● Los Angeles, CA Mayor: City Councilman Joe Buscaino announced Thursday that he was dropping out of the June 7 nonpartisan primary and endorsing billionaire developer Rick Caruso.
● Hennepin County, MN Attorney: Former Hennepin County Chief Public Defender Mary Moriarty has picked up an endorsement from Rep. Ilhan Omar, who represents just over half the county, in the crowded August nonpartisan primary.
● San Francisco, CA District Attorney: Embold Research, polling on behalf of The San Francisco Standard, finds a 57-22 majority in favor of recalling District Attorney Chesa Boudin on June 7. Boudin responded, "The only poll that matters is the one on Election Day, and we've seen time and time again that polls―even really rigorous polls―are way off the mark," which is the kind of sentiment politicians often express when even their own internal polls have them down.
Boudin's 2019 win represented a big victory for the criminal justice reform movement, but he proved to be vulnerable when detractors organized to throw him out well before his four-year-term was up. Part of his problem, recall expert Joshua Spivak told the San Francisco Chronicle, likely comes from how narrow his victory was two-and-a-half years ago.
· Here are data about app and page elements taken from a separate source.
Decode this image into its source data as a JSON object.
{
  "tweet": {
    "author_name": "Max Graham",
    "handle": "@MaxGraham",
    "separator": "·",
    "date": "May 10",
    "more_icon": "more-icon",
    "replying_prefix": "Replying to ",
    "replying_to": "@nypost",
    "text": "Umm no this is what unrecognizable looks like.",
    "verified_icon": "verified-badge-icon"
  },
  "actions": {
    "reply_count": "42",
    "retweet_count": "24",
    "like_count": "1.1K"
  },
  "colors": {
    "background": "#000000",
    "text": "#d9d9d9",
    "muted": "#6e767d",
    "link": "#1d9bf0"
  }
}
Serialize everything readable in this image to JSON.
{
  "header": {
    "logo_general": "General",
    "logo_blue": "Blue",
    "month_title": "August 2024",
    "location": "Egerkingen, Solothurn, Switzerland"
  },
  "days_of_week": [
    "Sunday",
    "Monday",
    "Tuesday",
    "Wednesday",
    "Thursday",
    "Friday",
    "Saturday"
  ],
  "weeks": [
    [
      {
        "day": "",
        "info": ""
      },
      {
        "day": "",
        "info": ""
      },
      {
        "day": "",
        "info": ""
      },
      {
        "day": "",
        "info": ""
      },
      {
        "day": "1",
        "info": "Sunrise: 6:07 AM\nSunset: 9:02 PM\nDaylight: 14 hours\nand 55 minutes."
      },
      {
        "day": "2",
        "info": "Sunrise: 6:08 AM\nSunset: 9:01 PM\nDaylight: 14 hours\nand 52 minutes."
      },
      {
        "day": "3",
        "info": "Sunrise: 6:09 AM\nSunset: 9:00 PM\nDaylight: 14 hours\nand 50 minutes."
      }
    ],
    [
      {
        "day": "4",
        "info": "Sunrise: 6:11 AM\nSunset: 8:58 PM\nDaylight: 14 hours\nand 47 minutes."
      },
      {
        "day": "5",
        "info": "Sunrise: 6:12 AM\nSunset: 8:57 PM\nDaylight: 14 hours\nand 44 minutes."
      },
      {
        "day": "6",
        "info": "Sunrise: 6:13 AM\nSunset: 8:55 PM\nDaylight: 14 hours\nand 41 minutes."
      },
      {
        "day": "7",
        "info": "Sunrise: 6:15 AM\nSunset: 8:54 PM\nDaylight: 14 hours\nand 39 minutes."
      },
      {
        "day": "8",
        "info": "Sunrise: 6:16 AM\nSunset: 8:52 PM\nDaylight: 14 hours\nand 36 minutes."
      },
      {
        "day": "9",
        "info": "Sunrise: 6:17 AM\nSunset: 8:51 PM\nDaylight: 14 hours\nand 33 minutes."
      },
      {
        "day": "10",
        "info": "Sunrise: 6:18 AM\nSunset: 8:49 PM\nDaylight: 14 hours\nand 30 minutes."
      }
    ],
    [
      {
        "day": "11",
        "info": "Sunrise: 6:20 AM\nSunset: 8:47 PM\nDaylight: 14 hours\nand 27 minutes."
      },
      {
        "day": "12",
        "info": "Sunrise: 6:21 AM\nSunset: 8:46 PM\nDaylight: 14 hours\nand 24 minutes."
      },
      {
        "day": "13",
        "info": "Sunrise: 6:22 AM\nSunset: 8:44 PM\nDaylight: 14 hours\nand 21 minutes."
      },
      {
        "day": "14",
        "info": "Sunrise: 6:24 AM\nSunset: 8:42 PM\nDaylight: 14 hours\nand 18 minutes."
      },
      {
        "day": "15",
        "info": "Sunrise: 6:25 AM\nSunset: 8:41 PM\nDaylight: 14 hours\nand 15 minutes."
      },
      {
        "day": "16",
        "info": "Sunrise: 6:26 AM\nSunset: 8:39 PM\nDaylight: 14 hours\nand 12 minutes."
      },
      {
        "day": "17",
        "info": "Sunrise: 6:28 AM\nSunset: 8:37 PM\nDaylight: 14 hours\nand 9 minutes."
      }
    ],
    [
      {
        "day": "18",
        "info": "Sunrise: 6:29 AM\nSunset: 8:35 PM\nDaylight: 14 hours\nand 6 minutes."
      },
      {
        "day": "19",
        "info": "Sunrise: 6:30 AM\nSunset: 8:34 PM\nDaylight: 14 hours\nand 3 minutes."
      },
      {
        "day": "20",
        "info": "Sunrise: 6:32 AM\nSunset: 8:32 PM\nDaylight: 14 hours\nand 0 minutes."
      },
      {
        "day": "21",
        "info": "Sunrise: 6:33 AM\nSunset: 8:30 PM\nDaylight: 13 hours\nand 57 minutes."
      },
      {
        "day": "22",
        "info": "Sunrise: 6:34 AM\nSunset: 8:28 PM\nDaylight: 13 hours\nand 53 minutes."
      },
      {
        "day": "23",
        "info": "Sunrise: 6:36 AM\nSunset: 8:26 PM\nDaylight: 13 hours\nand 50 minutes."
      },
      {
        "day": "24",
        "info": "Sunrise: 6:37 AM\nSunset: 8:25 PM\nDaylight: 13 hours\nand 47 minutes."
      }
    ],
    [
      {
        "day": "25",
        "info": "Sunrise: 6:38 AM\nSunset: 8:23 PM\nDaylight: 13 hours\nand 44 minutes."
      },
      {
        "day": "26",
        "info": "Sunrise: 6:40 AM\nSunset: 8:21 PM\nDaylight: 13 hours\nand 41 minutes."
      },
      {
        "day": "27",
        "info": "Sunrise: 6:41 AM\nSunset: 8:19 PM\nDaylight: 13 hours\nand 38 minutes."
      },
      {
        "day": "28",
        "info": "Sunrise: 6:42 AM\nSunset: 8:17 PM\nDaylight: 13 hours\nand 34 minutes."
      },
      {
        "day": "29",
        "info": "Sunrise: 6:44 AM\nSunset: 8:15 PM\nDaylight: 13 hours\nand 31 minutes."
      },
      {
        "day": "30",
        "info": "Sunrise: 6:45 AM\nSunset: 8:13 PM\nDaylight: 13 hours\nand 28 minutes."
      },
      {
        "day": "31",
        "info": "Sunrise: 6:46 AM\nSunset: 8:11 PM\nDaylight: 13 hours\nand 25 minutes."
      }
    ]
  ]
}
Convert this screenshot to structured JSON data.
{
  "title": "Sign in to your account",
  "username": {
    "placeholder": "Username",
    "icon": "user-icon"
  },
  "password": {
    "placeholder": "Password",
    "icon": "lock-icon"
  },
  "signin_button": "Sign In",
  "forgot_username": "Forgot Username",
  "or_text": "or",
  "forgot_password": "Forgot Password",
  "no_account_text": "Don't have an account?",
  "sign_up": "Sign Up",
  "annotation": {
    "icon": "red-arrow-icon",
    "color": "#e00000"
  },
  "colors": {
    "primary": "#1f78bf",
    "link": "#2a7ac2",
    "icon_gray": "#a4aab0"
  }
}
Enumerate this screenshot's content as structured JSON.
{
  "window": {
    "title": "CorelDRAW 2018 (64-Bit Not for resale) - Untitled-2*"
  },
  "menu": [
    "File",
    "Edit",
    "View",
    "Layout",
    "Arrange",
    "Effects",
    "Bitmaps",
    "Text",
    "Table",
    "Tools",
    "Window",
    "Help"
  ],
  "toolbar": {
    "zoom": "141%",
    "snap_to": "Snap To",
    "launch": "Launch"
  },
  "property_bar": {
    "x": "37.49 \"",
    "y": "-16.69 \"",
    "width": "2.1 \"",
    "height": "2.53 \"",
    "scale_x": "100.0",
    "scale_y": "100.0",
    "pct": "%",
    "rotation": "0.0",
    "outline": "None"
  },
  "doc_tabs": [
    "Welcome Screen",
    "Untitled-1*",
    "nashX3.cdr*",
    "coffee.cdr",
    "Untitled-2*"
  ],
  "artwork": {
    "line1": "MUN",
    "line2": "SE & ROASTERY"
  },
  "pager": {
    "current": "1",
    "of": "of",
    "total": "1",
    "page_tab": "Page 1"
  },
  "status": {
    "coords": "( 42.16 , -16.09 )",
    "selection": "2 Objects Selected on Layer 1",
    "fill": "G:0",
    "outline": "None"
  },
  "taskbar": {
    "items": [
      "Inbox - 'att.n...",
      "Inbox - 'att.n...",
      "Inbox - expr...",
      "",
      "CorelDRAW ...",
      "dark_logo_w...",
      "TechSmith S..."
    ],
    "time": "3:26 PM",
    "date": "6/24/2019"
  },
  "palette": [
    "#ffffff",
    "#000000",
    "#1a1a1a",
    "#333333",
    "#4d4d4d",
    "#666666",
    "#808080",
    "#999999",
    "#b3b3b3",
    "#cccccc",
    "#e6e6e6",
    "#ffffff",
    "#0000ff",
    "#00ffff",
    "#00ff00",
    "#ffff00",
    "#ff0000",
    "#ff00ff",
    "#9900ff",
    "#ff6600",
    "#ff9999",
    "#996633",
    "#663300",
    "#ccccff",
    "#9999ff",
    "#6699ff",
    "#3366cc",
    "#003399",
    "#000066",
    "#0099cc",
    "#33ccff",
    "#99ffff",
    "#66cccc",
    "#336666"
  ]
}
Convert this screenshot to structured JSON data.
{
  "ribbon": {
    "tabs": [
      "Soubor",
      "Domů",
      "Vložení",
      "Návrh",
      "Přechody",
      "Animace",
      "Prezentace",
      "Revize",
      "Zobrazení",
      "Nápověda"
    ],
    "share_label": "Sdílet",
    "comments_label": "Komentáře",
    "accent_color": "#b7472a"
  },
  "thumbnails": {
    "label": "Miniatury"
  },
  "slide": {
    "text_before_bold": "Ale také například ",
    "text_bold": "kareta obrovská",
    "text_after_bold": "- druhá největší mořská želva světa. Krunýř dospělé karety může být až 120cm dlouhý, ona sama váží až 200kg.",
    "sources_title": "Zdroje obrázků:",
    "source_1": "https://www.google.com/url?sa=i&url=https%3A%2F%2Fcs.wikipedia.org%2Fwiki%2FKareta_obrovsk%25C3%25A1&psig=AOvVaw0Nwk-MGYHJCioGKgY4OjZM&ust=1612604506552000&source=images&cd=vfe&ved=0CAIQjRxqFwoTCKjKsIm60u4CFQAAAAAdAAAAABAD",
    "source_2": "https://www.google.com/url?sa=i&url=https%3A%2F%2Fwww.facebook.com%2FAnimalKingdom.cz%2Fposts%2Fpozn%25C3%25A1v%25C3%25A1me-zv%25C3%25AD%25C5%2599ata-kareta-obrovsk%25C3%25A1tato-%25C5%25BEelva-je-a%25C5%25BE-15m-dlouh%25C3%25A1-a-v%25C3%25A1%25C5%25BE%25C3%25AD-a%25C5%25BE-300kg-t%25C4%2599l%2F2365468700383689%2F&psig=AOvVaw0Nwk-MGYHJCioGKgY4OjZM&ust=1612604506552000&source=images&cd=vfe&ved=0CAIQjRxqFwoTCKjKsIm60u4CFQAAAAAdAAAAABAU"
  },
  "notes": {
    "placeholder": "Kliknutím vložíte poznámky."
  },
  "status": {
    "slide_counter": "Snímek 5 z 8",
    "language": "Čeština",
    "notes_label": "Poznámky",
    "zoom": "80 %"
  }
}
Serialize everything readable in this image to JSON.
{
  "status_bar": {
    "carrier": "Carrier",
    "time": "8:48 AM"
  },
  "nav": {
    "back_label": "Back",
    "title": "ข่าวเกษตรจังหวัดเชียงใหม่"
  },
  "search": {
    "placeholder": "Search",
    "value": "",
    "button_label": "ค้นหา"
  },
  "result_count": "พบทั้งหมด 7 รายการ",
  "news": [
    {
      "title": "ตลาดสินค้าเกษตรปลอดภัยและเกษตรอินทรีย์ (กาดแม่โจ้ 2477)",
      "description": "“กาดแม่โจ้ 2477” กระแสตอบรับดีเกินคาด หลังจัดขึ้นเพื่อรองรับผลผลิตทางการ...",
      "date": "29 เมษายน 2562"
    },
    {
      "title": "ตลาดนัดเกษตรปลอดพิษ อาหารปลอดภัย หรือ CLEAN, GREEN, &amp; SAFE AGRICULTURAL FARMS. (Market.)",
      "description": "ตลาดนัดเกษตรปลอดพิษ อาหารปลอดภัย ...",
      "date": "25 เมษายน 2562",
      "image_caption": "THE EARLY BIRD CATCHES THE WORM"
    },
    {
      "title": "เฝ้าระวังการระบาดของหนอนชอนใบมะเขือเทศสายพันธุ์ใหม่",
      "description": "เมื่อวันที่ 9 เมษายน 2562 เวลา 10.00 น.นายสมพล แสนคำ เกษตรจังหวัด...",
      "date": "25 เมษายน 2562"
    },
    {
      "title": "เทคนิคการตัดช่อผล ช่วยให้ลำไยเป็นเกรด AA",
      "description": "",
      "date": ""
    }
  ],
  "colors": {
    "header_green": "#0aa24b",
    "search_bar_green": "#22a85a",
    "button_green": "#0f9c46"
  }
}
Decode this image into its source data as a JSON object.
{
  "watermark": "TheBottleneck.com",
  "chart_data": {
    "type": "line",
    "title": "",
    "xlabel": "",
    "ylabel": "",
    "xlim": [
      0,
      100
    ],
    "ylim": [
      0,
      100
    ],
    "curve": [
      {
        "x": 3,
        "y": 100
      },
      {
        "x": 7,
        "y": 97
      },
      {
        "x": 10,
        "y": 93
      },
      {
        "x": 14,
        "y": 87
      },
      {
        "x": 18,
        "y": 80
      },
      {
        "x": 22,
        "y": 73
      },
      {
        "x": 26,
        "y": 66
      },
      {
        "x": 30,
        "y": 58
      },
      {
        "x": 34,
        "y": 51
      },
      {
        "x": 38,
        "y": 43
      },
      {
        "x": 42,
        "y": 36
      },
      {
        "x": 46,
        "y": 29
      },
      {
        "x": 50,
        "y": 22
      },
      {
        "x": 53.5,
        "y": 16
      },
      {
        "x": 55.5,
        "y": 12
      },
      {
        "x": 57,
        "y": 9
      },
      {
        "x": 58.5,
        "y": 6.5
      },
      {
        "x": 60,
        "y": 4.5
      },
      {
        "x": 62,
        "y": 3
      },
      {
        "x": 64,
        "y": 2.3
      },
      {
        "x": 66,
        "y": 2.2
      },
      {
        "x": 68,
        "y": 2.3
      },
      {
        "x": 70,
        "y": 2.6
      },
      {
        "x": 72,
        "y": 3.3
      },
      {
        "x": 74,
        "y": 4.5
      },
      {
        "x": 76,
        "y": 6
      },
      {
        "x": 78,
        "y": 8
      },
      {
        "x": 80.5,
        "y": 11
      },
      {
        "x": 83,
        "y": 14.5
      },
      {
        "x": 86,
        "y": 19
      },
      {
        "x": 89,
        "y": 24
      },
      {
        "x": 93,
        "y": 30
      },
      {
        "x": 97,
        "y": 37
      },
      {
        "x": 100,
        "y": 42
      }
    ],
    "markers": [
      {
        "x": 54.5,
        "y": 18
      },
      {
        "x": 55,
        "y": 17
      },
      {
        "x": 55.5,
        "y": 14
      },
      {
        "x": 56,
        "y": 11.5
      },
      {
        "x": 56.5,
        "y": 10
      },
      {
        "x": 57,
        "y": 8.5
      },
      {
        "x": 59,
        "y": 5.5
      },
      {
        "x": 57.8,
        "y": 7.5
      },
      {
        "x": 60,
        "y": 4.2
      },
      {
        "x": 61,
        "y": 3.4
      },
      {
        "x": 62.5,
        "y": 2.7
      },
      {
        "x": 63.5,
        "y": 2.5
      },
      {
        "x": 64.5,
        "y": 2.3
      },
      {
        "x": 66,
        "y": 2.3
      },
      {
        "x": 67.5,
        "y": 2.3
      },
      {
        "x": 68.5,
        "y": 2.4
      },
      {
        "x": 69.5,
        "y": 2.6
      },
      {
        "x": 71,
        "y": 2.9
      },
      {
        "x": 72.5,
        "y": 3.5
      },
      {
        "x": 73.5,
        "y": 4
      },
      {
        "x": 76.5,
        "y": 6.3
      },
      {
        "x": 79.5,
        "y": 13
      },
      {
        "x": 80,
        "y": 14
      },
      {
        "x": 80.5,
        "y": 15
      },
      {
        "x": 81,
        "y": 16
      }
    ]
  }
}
Boudin took just 36% of the vote in the first round of that instant-runoff race, and while he prevailed by a close 51-49 in the final round of tabulations, he took office with a significant number of voters already skeptical of his approach.
Boudin's opponents have blamed his policies for crime at home, and they've made use of videos showing mass shoplifting to make their case. Recall organizers have also attacked his managerial skills by flagging how a large number of the city's prosecutors have left since Boudin was inaugurated. The pro-recall forces have plenty of money to make their case, as they outraised Boudin's side $5 million to $2.46 million.
The district attorney and his allies have fought back by highlighting the city's still-low violent crime rates to argue his approach is working while also faulting the city's Police Department for making relatively few arrests for property crime. Boudin has also run commercials framing the recall vote as a Republican power grab financed by hedge fund manager William Oberndorf, whom the narrator blasts as a "major donor to Mitch McConnell."
If a majority of San Francisco voters vote yes next month on Proposition H, then Boudin will be removed from office and Mayor London Breed would appoint his successor to serve until a special election is held this November. However, voters will also be presented with Proposition C, which among other things would prevent Breed's pick from running in that contest. Breed herself has not yet publicly taken sides on Prop. H, but she's repeatedly clashed with Boudin.